~ St. Augustine

The place that Amy calls World Headquarters is a townhouse filled with beautiful objects gathered on her many travels. Her business was intentionally designed to include plenty of opportunities to feed her wanderlust and her friends and business associates consider her one of the most creative people they know.

It wasn’t always this, Amy says. In the days before she became an entrepreneurial gypsy she worked for several years in a retail store. Even though that brought her into contact with many different people and the store’s inventory frequently changed, she credits her travels with opening her creative spirit. Now Amy comes back from every trip with a notebook full of ideas she’s gathered along the way. “There’s something about being in a new place, with new people that seems to make me more alert,” she says.

Go Where Your Muse Is

Amy’s not the only one to discover that a change of scenery can be a creative catalyst. Monet, Signac, Browning and Ruskin are just a few of the artistic souls who left home to find fresh inspiration in Venice. Frances Mayes was an unknown college writing professor until she shared her passion for Tuscany in her popular books.

Although it’s wonderful to have a faraway place that can be a source of creative renewal, your Muse may not require you to travel so far. My friend Peter has taken to walking around a favorite lake in Minneapolis. After checking out several lakes, he chose Lake Harriet because of its serenity. He claims that his best writing ideas are generated on those walks which get him out of his home office.

On one of his walks, Peter, who also does career counseling, realized that often the solution to an unhappy work situation is to relocate to a different environment. As he says, “It’s not just the what of our work. It’s also the where.” It’s hard to know where Where is if we haven’t done some exploring and discovered those places and people that call forth our best self.

In Praise of Small Excursions

Julia Cameron, best known for The Artist’s Way, is an enthusiastic proponent of regular adventures. Cameron also nudges her creative spirit by dividing her time between New York City and Santa Fe, New Mexico—two very different environments.

In Walking in the World, her book on practical creativity, she writes, “Once a week I take some small adventure, an Artist’s Date. And I do mean small. I go to the fabric store. I visit the button shop. I sneeze as I enter a dusty secondhand bookstore. I take myself to a pet shop and go to the bird section. I might visit a large clock store and hear the rhythmic ticking, steady as a mother’s heart…I declare an hour off limits from hurried production and I have the chance to marvel at my own being.”

This is a splendid idea that anyone can borrow, but in order to get the full benefit of small excursions they need to be given the same commitment as any other important appointment.

Build a Travel Component Into Your Business

A life coach I met in San Antonio, Texas has another business selling Venetian glass beads. Two or three times a year, she flies to Italy to restock her inventory. Another woman I know, who published a cozy mystery newsletter, led a tour group of booklovers to England every year.

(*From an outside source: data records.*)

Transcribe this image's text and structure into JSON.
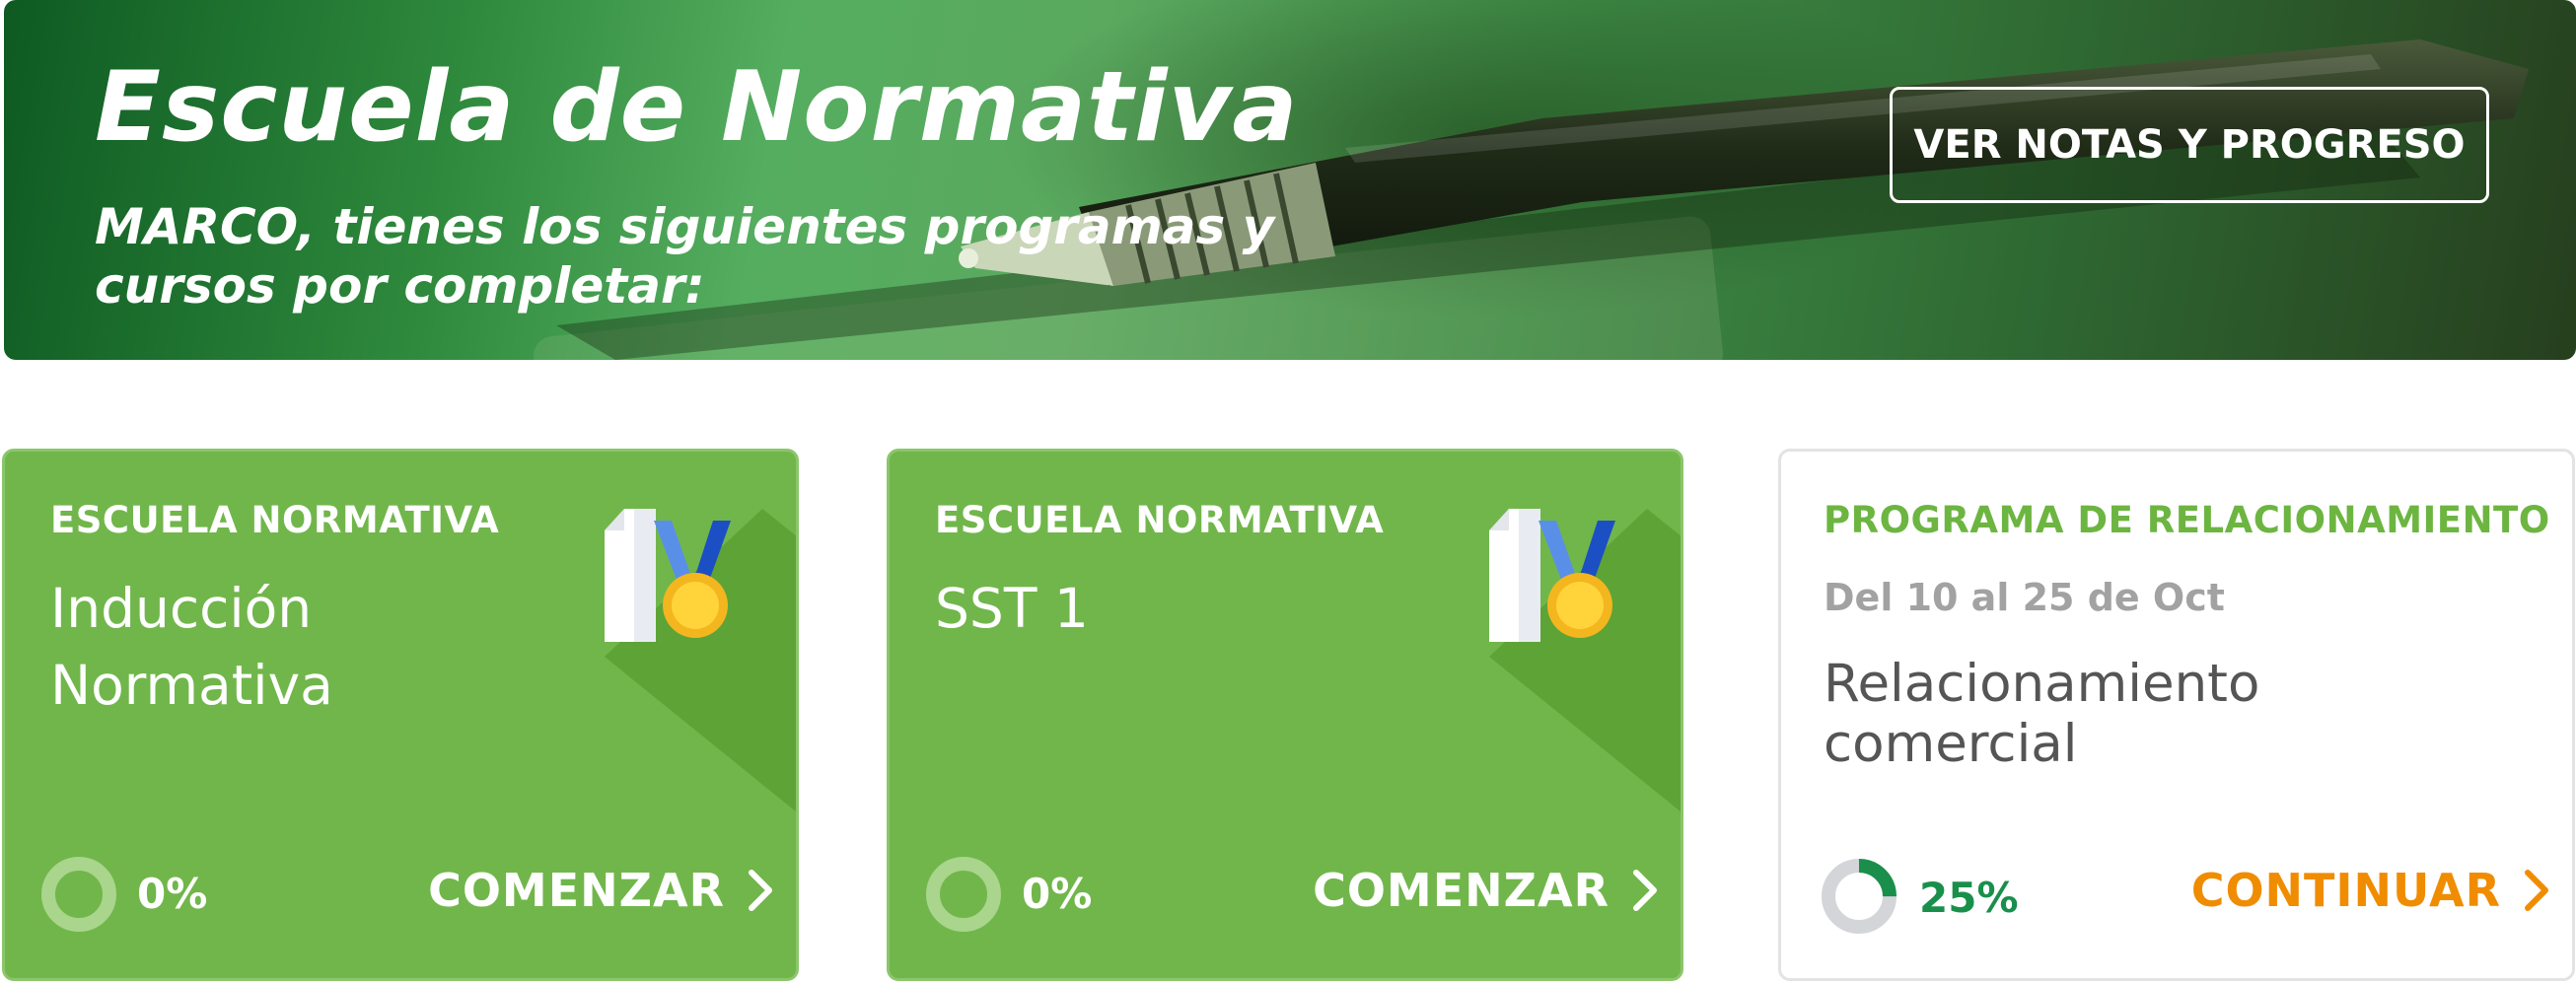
{
  "banner": {
    "title": "Escuela de Normativa",
    "subtitle_line1": "MARCO, tienes los siguientes programas y",
    "subtitle_line2": "cursos por completar:",
    "progress_button_label": "VER NOTAS Y PROGRESO"
  },
  "cards": [
    {
      "eyebrow": "ESCUELA NORMATIVA",
      "title": "Inducción Normativa",
      "icon": "medal-certificate-icon",
      "progress": 0,
      "progress_label": "0%",
      "action_label": "COMENZAR"
    },
    {
      "eyebrow": "ESCUELA NORMATIVA",
      "title": "SST 1",
      "icon": "medal-certificate-icon",
      "progress": 0,
      "progress_label": "0%",
      "action_label": "COMENZAR"
    },
    {
      "eyebrow": "PROGRAMA DE RELACIONAMIENTO",
      "date": "Del 10 al 25 de Oct",
      "title": "Relacionamiento comercial",
      "progress": 0.25,
      "progress_label": "25%",
      "action_label": "CONTINUAR"
    }
  ],
  "colors": {
    "card_green": "#71b64b",
    "accent_green": "#6db541",
    "progress_green": "#1a8f4b",
    "action_orange": "#f08c00",
    "medal_blue": "#2563c9",
    "medal_gold": "#f5c518"
  }
}
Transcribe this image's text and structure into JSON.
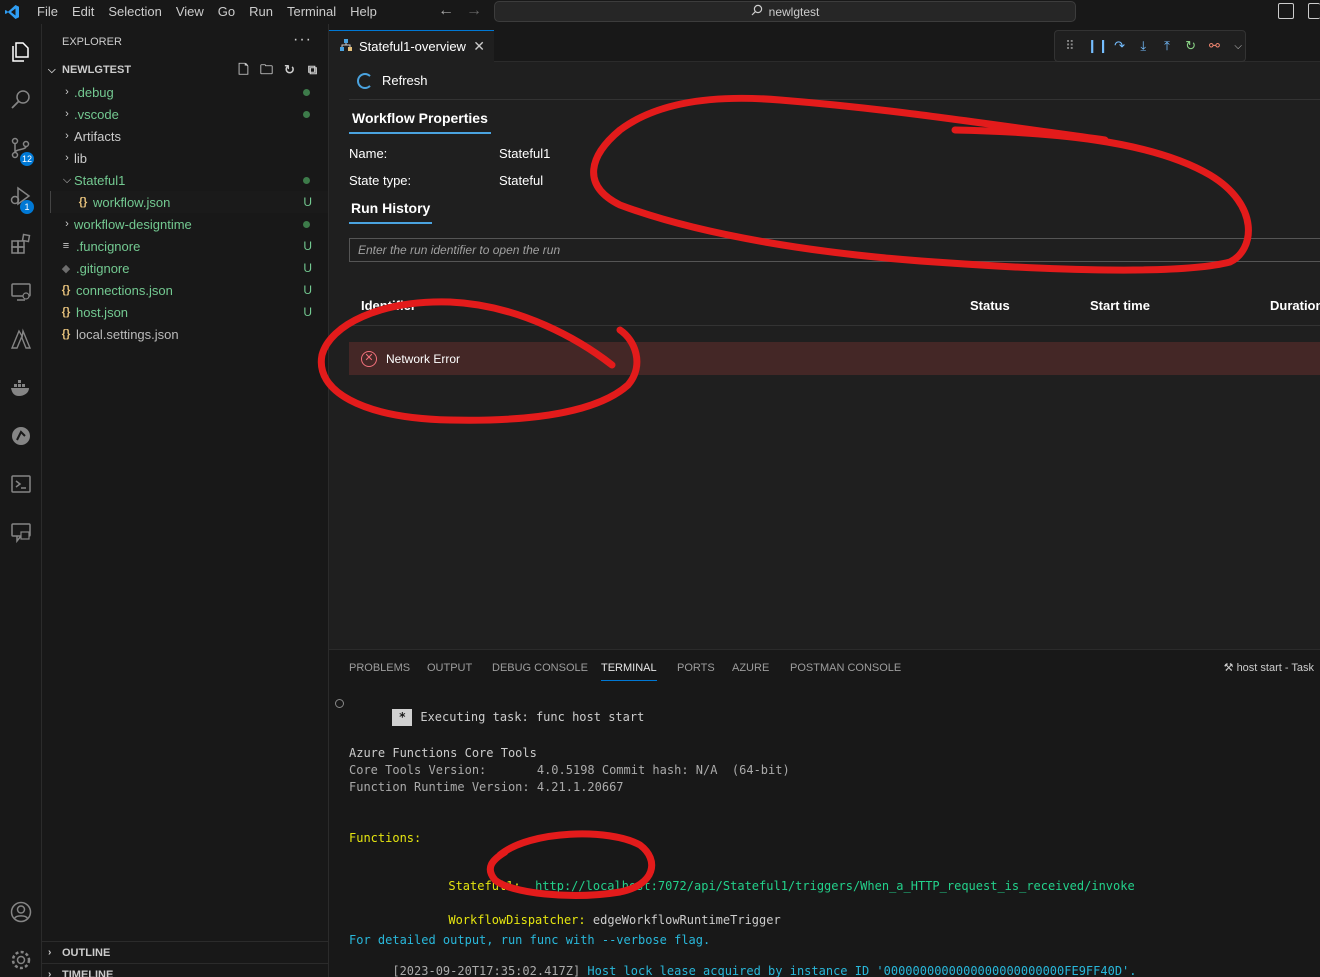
{
  "titlebar": {
    "menu": [
      "File",
      "Edit",
      "Selection",
      "View",
      "Go",
      "Run",
      "Terminal",
      "Help"
    ],
    "search_text": "newlgtest"
  },
  "activity": {
    "source_control_badge": "12",
    "debug_badge": "1"
  },
  "sidebar": {
    "header": "EXPLORER",
    "more": "···",
    "workspace": "NEWLGTEST",
    "items": [
      {
        "label": ".debug",
        "deco": ""
      },
      {
        "label": ".vscode",
        "deco": ""
      },
      {
        "label": "Artifacts",
        "deco": ""
      },
      {
        "label": "lib",
        "deco": ""
      },
      {
        "label": "Stateful1",
        "deco": ""
      },
      {
        "label": "workflow.json",
        "deco": "U"
      },
      {
        "label": "workflow-designtime",
        "deco": ""
      },
      {
        "label": ".funcignore",
        "deco": "U"
      },
      {
        "label": ".gitignore",
        "deco": "U"
      },
      {
        "label": "connections.json",
        "deco": "U"
      },
      {
        "label": "host.json",
        "deco": "U"
      },
      {
        "label": "local.settings.json",
        "deco": ""
      }
    ],
    "outline": "OUTLINE",
    "timeline": "TIMELINE"
  },
  "editor": {
    "tab_label": "Stateful1-overview",
    "refresh_label": "Refresh",
    "workflow_properties_label": "Workflow Properties",
    "name_key": "Name:",
    "name_value": "Stateful1",
    "state_type_key": "State type:",
    "state_type_value": "Stateful",
    "run_history_label": "Run History",
    "run_input_placeholder": "Enter the run identifier to open the run",
    "columns": [
      "Identifier",
      "Status",
      "Start time",
      "Duration"
    ],
    "error_text": "Network Error"
  },
  "panel": {
    "tabs": [
      "PROBLEMS",
      "OUTPUT",
      "DEBUG CONSOLE",
      "TERMINAL",
      "PORTS",
      "AZURE",
      "POSTMAN CONSOLE"
    ],
    "task_label": "host start - Task",
    "terminal": {
      "executing": "Executing task: func host start",
      "tools_title": "Azure Functions Core Tools",
      "core_tools_version": "Core Tools Version:       4.0.5198 Commit hash: N/A  (64-bit)",
      "runtime_version": "Function Runtime Version: 4.21.1.20667",
      "functions_label": "Functions:",
      "stateful_name": "Stateful1:",
      "stateful_url": "http://localhost:7072/api/Stateful1/triggers/When_a_HTTP_request_is_received/invoke",
      "dispatcher_name": "WorkflowDispatcher:",
      "dispatcher_value": " edgeWorkflowRuntimeTrigger",
      "verbose_hint": "For detailed output, run func with --verbose flag.",
      "log_time": "[2023-09-20T17:35:02.417Z]",
      "log_msg": " Host lock lease acquired by instance ID '0000000000000000000000000FE9FF40D'."
    }
  },
  "colors": {
    "accent": "#0078d4",
    "git_untracked": "#73c991",
    "error_bg": "#442726",
    "annotation_red": "#e31b1b"
  }
}
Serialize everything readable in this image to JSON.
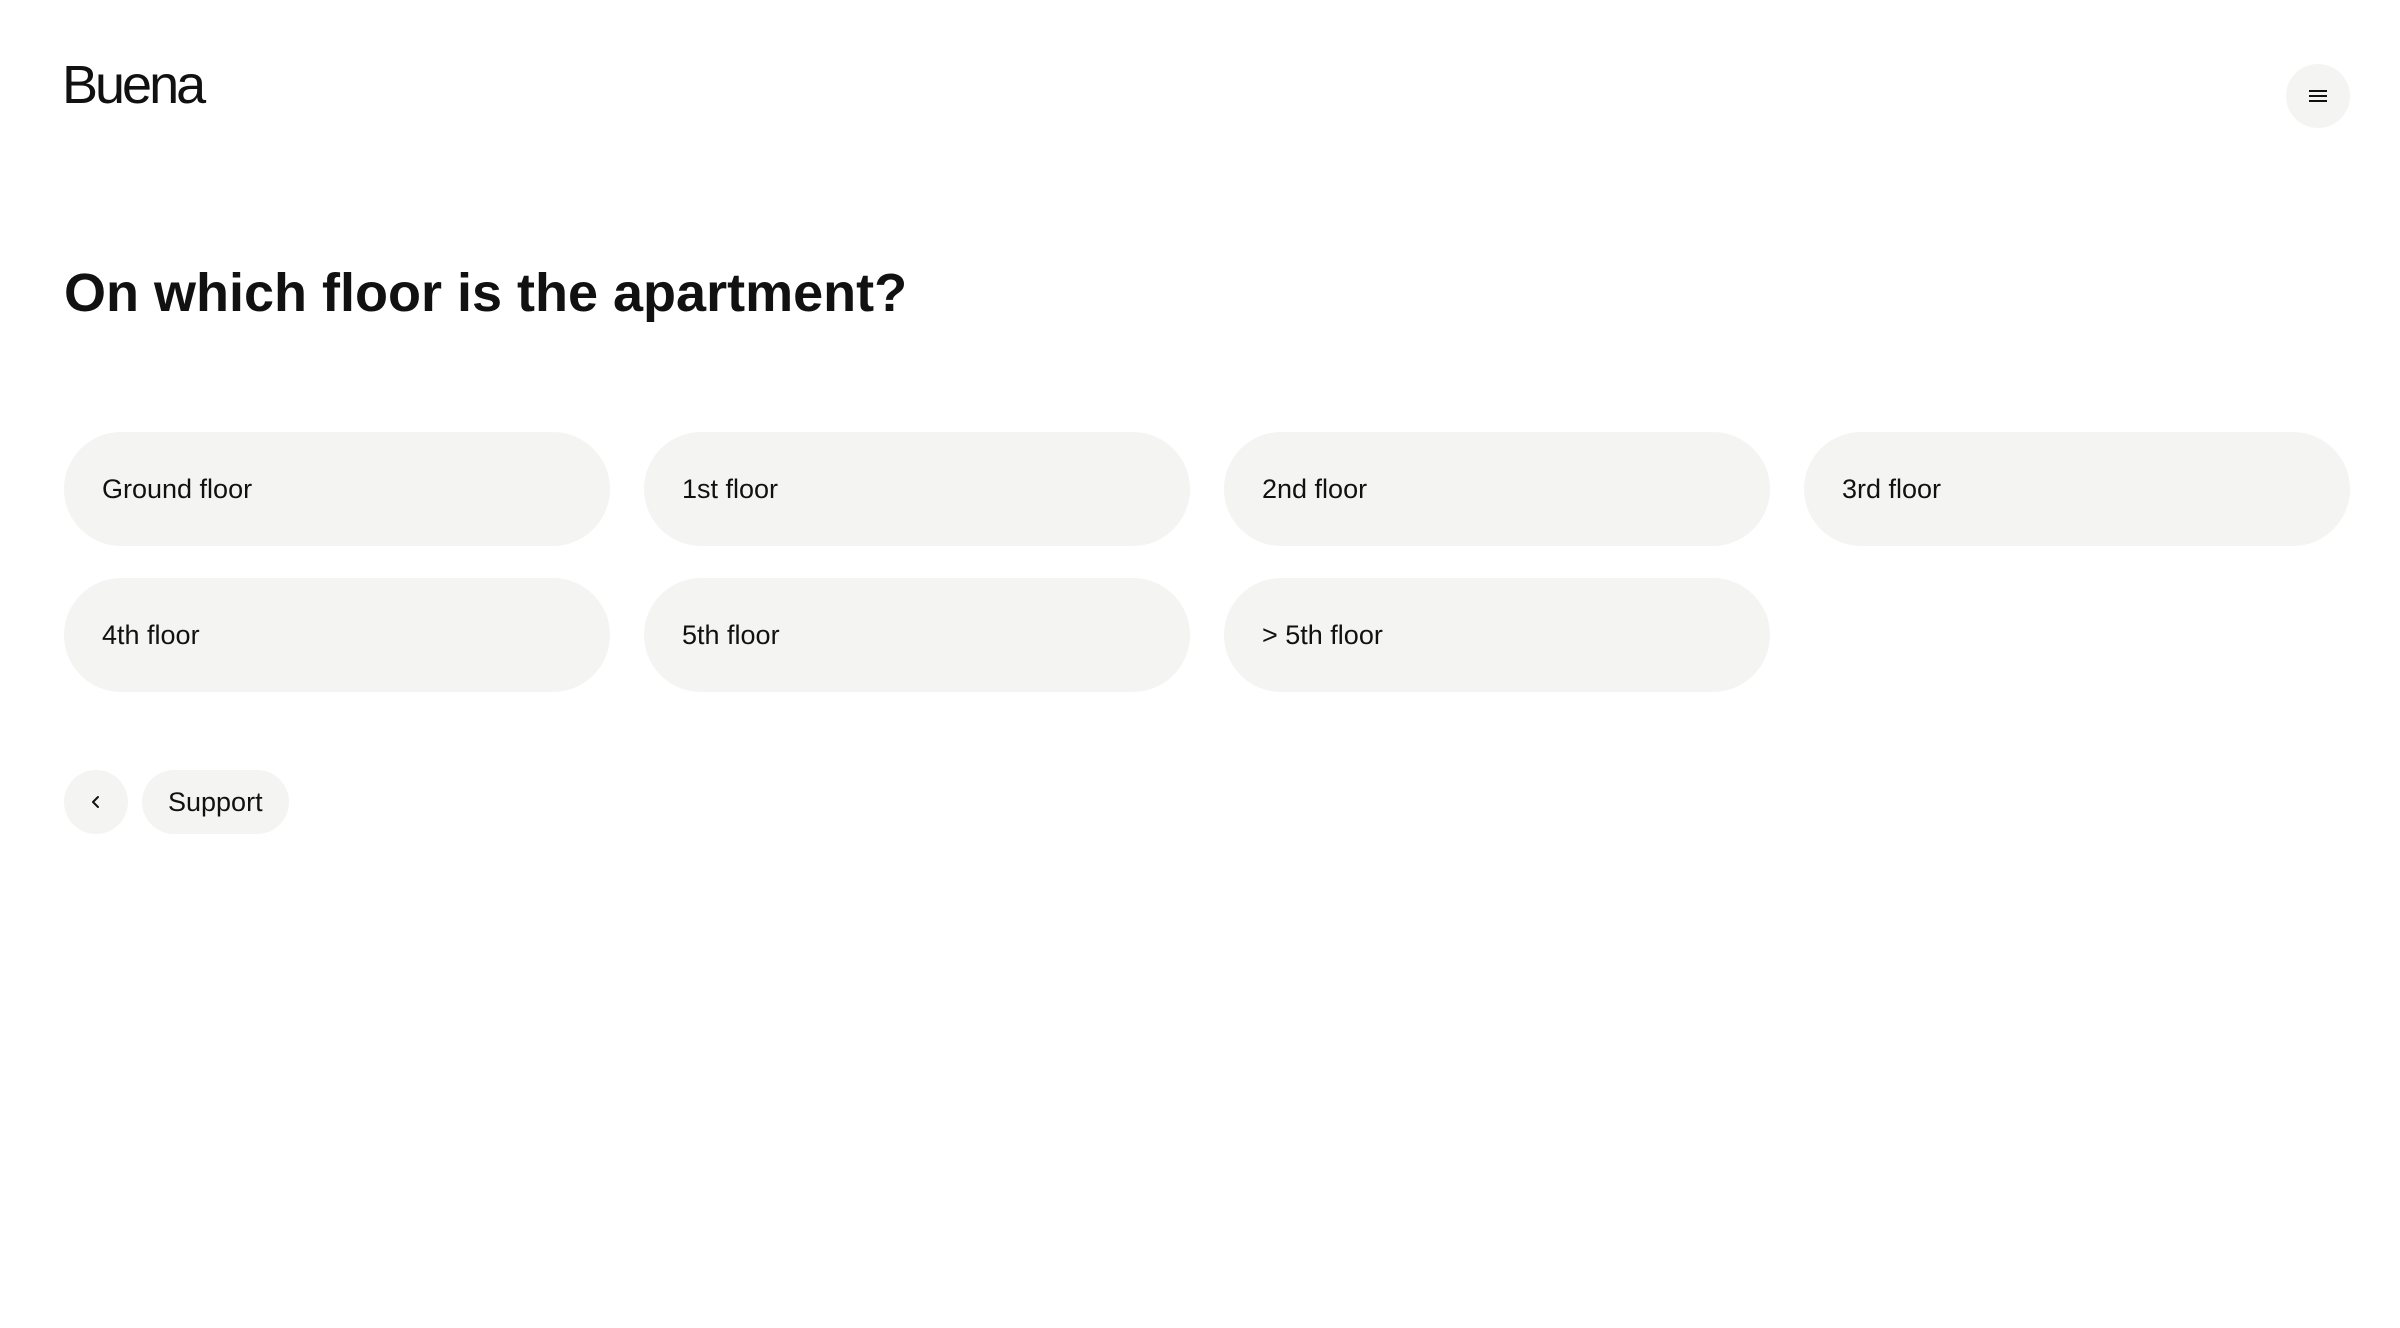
{
  "header": {
    "logo_text": "Buena",
    "menu_icon": "hamburger-menu-icon"
  },
  "main": {
    "question": "On which floor is the apartment?",
    "options": [
      {
        "label": "Ground floor"
      },
      {
        "label": "1st floor"
      },
      {
        "label": "2nd floor"
      },
      {
        "label": "3rd floor"
      },
      {
        "label": "4th floor"
      },
      {
        "label": "5th floor"
      },
      {
        "label": "> 5th floor"
      }
    ]
  },
  "footer_nav": {
    "back_icon": "chevron-left-icon",
    "support_label": "Support"
  },
  "colors": {
    "background": "#ffffff",
    "surface": "#f4f4f2",
    "text": "#111111"
  }
}
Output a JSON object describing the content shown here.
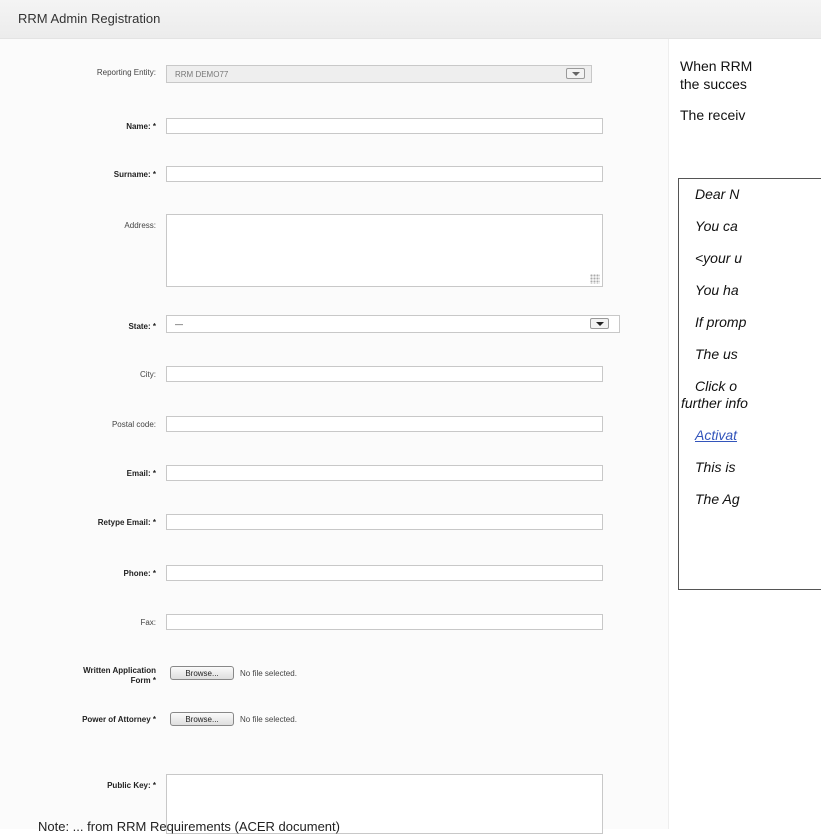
{
  "header": {
    "title": "RRM Admin Registration"
  },
  "form": {
    "reporting_entity": {
      "label": "Reporting Entity:",
      "value": "RRM DEMO77"
    },
    "name": {
      "label": "Name: *"
    },
    "surname": {
      "label": "Surname: *"
    },
    "address": {
      "label": "Address:"
    },
    "state": {
      "label": "State: *",
      "value": "—"
    },
    "city": {
      "label": "City:"
    },
    "postal_code": {
      "label": "Postal code:"
    },
    "email": {
      "label": "Email: *"
    },
    "retype_email": {
      "label": "Retype Email: *"
    },
    "phone": {
      "label": "Phone: *"
    },
    "fax": {
      "label": "Fax:"
    },
    "written_application": {
      "label_line1": "Written Application",
      "label_line2": "Form *",
      "button": "Browse...",
      "status": "No file selected."
    },
    "power_of_attorney": {
      "label": "Power of Attorney *",
      "button": "Browse...",
      "status": "No file selected."
    },
    "public_key": {
      "label": "Public Key: *"
    }
  },
  "doc": {
    "intro_line1": "When RRM",
    "intro_line2": "the succes",
    "received": "The receiv",
    "email_lines": [
      "Dear N",
      "You ca",
      "<your u",
      "You ha",
      "If promp",
      "The us",
      "Click o",
      "further info",
      "Activat",
      "This is",
      "The Ag"
    ]
  },
  "bottom_note": "Note: ... from RRM Requirements (ACER document)"
}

Entrepreneurs who have expanded their business while earning money as they travel agree that it adds a new dimension to their work, but there’s more to this than just supporting your wanderlust. In The Art of Travel, Alain de Botton writes, “It is not necessarily at home that we best encounter our true selves. The domestic setting keeps us tethered to the person we are in ordinary life, who may not be who we essentially are.”

A change of scenery can give us a new insight into who we are and what we can accomplish. When we step outside of the familiar and into a strange environment, we are challenged to be more alert, more aware, more open and curious. Those are some big rewards for jumping on a train or airplane—or taking a walk in a new neighborhood.